Website and app data records:
______
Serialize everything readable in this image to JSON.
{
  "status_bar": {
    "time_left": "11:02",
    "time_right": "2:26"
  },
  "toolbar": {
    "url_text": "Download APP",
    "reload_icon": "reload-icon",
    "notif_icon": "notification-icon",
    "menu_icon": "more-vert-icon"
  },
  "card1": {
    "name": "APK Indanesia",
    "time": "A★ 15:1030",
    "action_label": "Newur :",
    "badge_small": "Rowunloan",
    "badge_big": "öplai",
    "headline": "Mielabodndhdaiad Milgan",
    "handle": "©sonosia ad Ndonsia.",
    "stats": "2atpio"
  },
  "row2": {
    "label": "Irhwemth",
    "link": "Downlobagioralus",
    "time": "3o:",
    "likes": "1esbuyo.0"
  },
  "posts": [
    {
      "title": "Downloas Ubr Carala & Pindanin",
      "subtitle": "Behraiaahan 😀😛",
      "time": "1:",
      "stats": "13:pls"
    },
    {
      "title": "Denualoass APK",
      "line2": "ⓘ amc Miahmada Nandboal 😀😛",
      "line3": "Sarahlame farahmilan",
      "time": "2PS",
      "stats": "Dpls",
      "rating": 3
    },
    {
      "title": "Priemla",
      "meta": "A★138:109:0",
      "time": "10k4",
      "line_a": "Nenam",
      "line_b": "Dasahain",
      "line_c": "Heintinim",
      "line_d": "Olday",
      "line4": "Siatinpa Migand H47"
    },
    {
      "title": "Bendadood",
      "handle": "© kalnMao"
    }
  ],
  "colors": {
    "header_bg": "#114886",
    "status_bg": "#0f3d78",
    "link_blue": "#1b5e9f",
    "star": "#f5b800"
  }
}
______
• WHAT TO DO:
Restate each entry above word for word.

• ANSWER SPACE:
Serialize everything readable in this image to JSON.
{
  "status_bar": {
    "time_left": "11:02",
    "time_right": "2:26"
  },
  "toolbar": {
    "url_text": "Download APP",
    "reload_icon": "reload-icon",
    "notif_icon": "notification-icon",
    "menu_icon": "more-vert-icon"
  },
  "card1": {
    "name": "APK Indanesia",
    "time": "A★ 15:1030",
    "action_label": "Newur :",
    "badge_small": "Rowunloan",
    "badge_big": "öplai",
    "headline": "Mielabodndhdaiad Milgan",
    "handle": "©sonosia ad Ndonsia.",
    "stats": "2atpio"
  },
  "row2": {
    "label": "Irhwemth",
    "link": "Downlobagioralus",
    "time": "3o:",
    "likes": "1esbuyo.0"
  },
  "posts": [
    {
      "title": "Downloas Ubr Carala & Pindanin",
      "subtitle": "Behraiaahan 😀😛",
      "time": "1:",
      "stats": "13:pls"
    },
    {
      "title": "Denualoass APK",
      "line2": "ⓘ amc Miahmada Nandboal 😀😛",
      "line3": "Sarahlame farahmilan",
      "time": "2PS",
      "stats": "Dpls",
      "rating": 3
    },
    {
      "title": "Priemla",
      "meta": "A★138:109:0",
      "time": "10k4",
      "line_a": "Nenam",
      "line_b": "Dasahain",
      "line_c": "Heintinim",
      "line_d": "Olday",
      "line4": "Siatinpa Migand H47"
    },
    {
      "title": "Bendadood",
      "handle": "© kalnMao"
    }
  ],
  "colors": {
    "header_bg": "#114886",
    "status_bg": "#0f3d78",
    "link_blue": "#1b5e9f",
    "star": "#f5b800"
  }
}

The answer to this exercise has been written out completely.